[Component data from apps and pages]

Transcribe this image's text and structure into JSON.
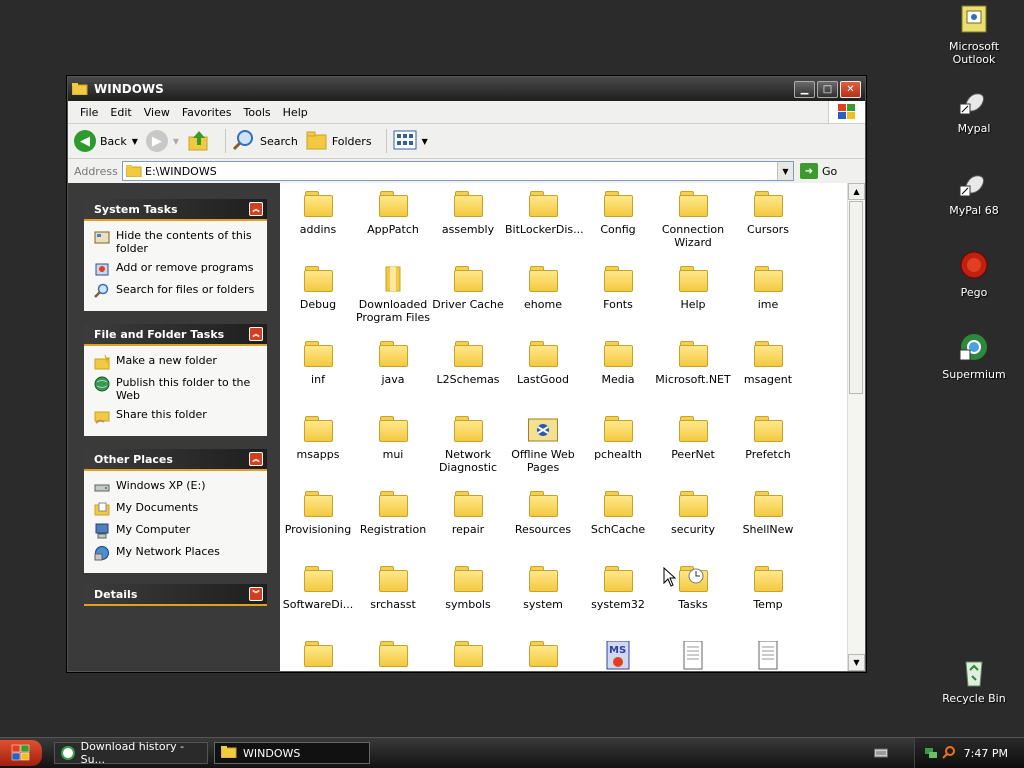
{
  "desktop": {
    "icons": [
      {
        "label_line1": "Microsoft",
        "label_line2": "Outlook",
        "icon": "outlook-icon"
      },
      {
        "label_line1": "Mypal",
        "label_line2": "",
        "icon": "mypal-icon"
      },
      {
        "label_line1": "MyPal 68",
        "label_line2": "",
        "icon": "mypal68-icon"
      },
      {
        "label_line1": "Pego",
        "label_line2": "",
        "icon": "pego-icon"
      },
      {
        "label_line1": "Supermium",
        "label_line2": "",
        "icon": "supermium-icon"
      },
      {
        "label_line1": "Recycle Bin",
        "label_line2": "",
        "icon": "recycle-bin-icon"
      }
    ]
  },
  "window": {
    "title": "WINDOWS",
    "menu": [
      "File",
      "Edit",
      "View",
      "Favorites",
      "Tools",
      "Help"
    ],
    "toolbar": {
      "back": "Back",
      "search": "Search",
      "folders": "Folders"
    },
    "address": {
      "label": "Address",
      "value": "E:\\WINDOWS",
      "go": "Go"
    }
  },
  "sidebar": {
    "system_tasks": {
      "title": "System Tasks",
      "items": [
        {
          "label": "Hide the contents of this folder",
          "icon": "hide-contents-icon"
        },
        {
          "label": "Add or remove programs",
          "icon": "add-remove-programs-icon"
        },
        {
          "label": "Search for files or folders",
          "icon": "search-icon"
        }
      ]
    },
    "file_folder_tasks": {
      "title": "File and Folder Tasks",
      "items": [
        {
          "label": "Make a new folder",
          "icon": "new-folder-icon"
        },
        {
          "label": "Publish this folder to the Web",
          "icon": "globe-icon"
        },
        {
          "label": "Share this folder",
          "icon": "share-folder-icon"
        }
      ]
    },
    "other_places": {
      "title": "Other Places",
      "items": [
        {
          "label": "Windows XP (E:)",
          "icon": "drive-icon"
        },
        {
          "label": "My Documents",
          "icon": "my-documents-icon"
        },
        {
          "label": "My Computer",
          "icon": "my-computer-icon"
        },
        {
          "label": "My Network Places",
          "icon": "network-icon"
        }
      ]
    },
    "details": {
      "title": "Details"
    }
  },
  "folders": [
    {
      "l1": "addins",
      "l2": ""
    },
    {
      "l1": "AppPatch",
      "l2": ""
    },
    {
      "l1": "assembly",
      "l2": ""
    },
    {
      "l1": "BitLockerDis...",
      "l2": ""
    },
    {
      "l1": "Config",
      "l2": ""
    },
    {
      "l1": "Connection",
      "l2": "Wizard"
    },
    {
      "l1": "Cursors",
      "l2": ""
    },
    {
      "l1": "Debug",
      "l2": ""
    },
    {
      "l1": "Downloaded",
      "l2": "Program Files"
    },
    {
      "l1": "Driver Cache",
      "l2": ""
    },
    {
      "l1": "ehome",
      "l2": ""
    },
    {
      "l1": "Fonts",
      "l2": ""
    },
    {
      "l1": "Help",
      "l2": ""
    },
    {
      "l1": "ime",
      "l2": ""
    },
    {
      "l1": "inf",
      "l2": ""
    },
    {
      "l1": "java",
      "l2": ""
    },
    {
      "l1": "L2Schemas",
      "l2": ""
    },
    {
      "l1": "LastGood",
      "l2": ""
    },
    {
      "l1": "Media",
      "l2": ""
    },
    {
      "l1": "Microsoft.NET",
      "l2": ""
    },
    {
      "l1": "msagent",
      "l2": ""
    },
    {
      "l1": "msapps",
      "l2": ""
    },
    {
      "l1": "mui",
      "l2": ""
    },
    {
      "l1": "Network",
      "l2": "Diagnostic"
    },
    {
      "l1": "Offline Web",
      "l2": "Pages"
    },
    {
      "l1": "pchealth",
      "l2": ""
    },
    {
      "l1": "PeerNet",
      "l2": ""
    },
    {
      "l1": "Prefetch",
      "l2": ""
    },
    {
      "l1": "Provisioning",
      "l2": ""
    },
    {
      "l1": "Registration",
      "l2": ""
    },
    {
      "l1": "repair",
      "l2": ""
    },
    {
      "l1": "Resources",
      "l2": ""
    },
    {
      "l1": "SchCache",
      "l2": ""
    },
    {
      "l1": "security",
      "l2": ""
    },
    {
      "l1": "ShellNew",
      "l2": ""
    },
    {
      "l1": "SoftwareDi...",
      "l2": ""
    },
    {
      "l1": "srchasst",
      "l2": ""
    },
    {
      "l1": "symbols",
      "l2": ""
    },
    {
      "l1": "system",
      "l2": ""
    },
    {
      "l1": "system32",
      "l2": ""
    },
    {
      "l1": "Tasks",
      "l2": ""
    },
    {
      "l1": "Temp",
      "l2": ""
    }
  ],
  "partial_row": [
    "folder",
    "folder",
    "folder",
    "folder",
    "ms-file",
    "document",
    "document"
  ],
  "taskbar": {
    "buttons": [
      {
        "label": "Download history - Su..."
      },
      {
        "label": "WINDOWS"
      }
    ],
    "clock": "7:47 PM"
  }
}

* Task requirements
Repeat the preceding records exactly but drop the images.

* Your response
Transcribe this image's text and structure into JSON.
{
  "desktop": {
    "icons": [
      {
        "label_line1": "Microsoft",
        "label_line2": "Outlook",
        "icon": "outlook-icon"
      },
      {
        "label_line1": "Mypal",
        "label_line2": "",
        "icon": "mypal-icon"
      },
      {
        "label_line1": "MyPal 68",
        "label_line2": "",
        "icon": "mypal68-icon"
      },
      {
        "label_line1": "Pego",
        "label_line2": "",
        "icon": "pego-icon"
      },
      {
        "label_line1": "Supermium",
        "label_line2": "",
        "icon": "supermium-icon"
      },
      {
        "label_line1": "Recycle Bin",
        "label_line2": "",
        "icon": "recycle-bin-icon"
      }
    ]
  },
  "window": {
    "title": "WINDOWS",
    "menu": [
      "File",
      "Edit",
      "View",
      "Favorites",
      "Tools",
      "Help"
    ],
    "toolbar": {
      "back": "Back",
      "search": "Search",
      "folders": "Folders"
    },
    "address": {
      "label": "Address",
      "value": "E:\\WINDOWS",
      "go": "Go"
    }
  },
  "sidebar": {
    "system_tasks": {
      "title": "System Tasks",
      "items": [
        {
          "label": "Hide the contents of this folder",
          "icon": "hide-contents-icon"
        },
        {
          "label": "Add or remove programs",
          "icon": "add-remove-programs-icon"
        },
        {
          "label": "Search for files or folders",
          "icon": "search-icon"
        }
      ]
    },
    "file_folder_tasks": {
      "title": "File and Folder Tasks",
      "items": [
        {
          "label": "Make a new folder",
          "icon": "new-folder-icon"
        },
        {
          "label": "Publish this folder to the Web",
          "icon": "globe-icon"
        },
        {
          "label": "Share this folder",
          "icon": "share-folder-icon"
        }
      ]
    },
    "other_places": {
      "title": "Other Places",
      "items": [
        {
          "label": "Windows XP (E:)",
          "icon": "drive-icon"
        },
        {
          "label": "My Documents",
          "icon": "my-documents-icon"
        },
        {
          "label": "My Computer",
          "icon": "my-computer-icon"
        },
        {
          "label": "My Network Places",
          "icon": "network-icon"
        }
      ]
    },
    "details": {
      "title": "Details"
    }
  },
  "folders": [
    {
      "l1": "addins",
      "l2": ""
    },
    {
      "l1": "AppPatch",
      "l2": ""
    },
    {
      "l1": "assembly",
      "l2": ""
    },
    {
      "l1": "BitLockerDis...",
      "l2": ""
    },
    {
      "l1": "Config",
      "l2": ""
    },
    {
      "l1": "Connection",
      "l2": "Wizard"
    },
    {
      "l1": "Cursors",
      "l2": ""
    },
    {
      "l1": "Debug",
      "l2": ""
    },
    {
      "l1": "Downloaded",
      "l2": "Program Files"
    },
    {
      "l1": "Driver Cache",
      "l2": ""
    },
    {
      "l1": "ehome",
      "l2": ""
    },
    {
      "l1": "Fonts",
      "l2": ""
    },
    {
      "l1": "Help",
      "l2": ""
    },
    {
      "l1": "ime",
      "l2": ""
    },
    {
      "l1": "inf",
      "l2": ""
    },
    {
      "l1": "java",
      "l2": ""
    },
    {
      "l1": "L2Schemas",
      "l2": ""
    },
    {
      "l1": "LastGood",
      "l2": ""
    },
    {
      "l1": "Media",
      "l2": ""
    },
    {
      "l1": "Microsoft.NET",
      "l2": ""
    },
    {
      "l1": "msagent",
      "l2": ""
    },
    {
      "l1": "msapps",
      "l2": ""
    },
    {
      "l1": "mui",
      "l2": ""
    },
    {
      "l1": "Network",
      "l2": "Diagnostic"
    },
    {
      "l1": "Offline Web",
      "l2": "Pages"
    },
    {
      "l1": "pchealth",
      "l2": ""
    },
    {
      "l1": "PeerNet",
      "l2": ""
    },
    {
      "l1": "Prefetch",
      "l2": ""
    },
    {
      "l1": "Provisioning",
      "l2": ""
    },
    {
      "l1": "Registration",
      "l2": ""
    },
    {
      "l1": "repair",
      "l2": ""
    },
    {
      "l1": "Resources",
      "l2": ""
    },
    {
      "l1": "SchCache",
      "l2": ""
    },
    {
      "l1": "security",
      "l2": ""
    },
    {
      "l1": "ShellNew",
      "l2": ""
    },
    {
      "l1": "SoftwareDi...",
      "l2": ""
    },
    {
      "l1": "srchasst",
      "l2": ""
    },
    {
      "l1": "symbols",
      "l2": ""
    },
    {
      "l1": "system",
      "l2": ""
    },
    {
      "l1": "system32",
      "l2": ""
    },
    {
      "l1": "Tasks",
      "l2": ""
    },
    {
      "l1": "Temp",
      "l2": ""
    }
  ],
  "partial_row": [
    "folder",
    "folder",
    "folder",
    "folder",
    "ms-file",
    "document",
    "document"
  ],
  "taskbar": {
    "buttons": [
      {
        "label": "Download history - Su..."
      },
      {
        "label": "WINDOWS"
      }
    ],
    "clock": "7:47 PM"
  }
}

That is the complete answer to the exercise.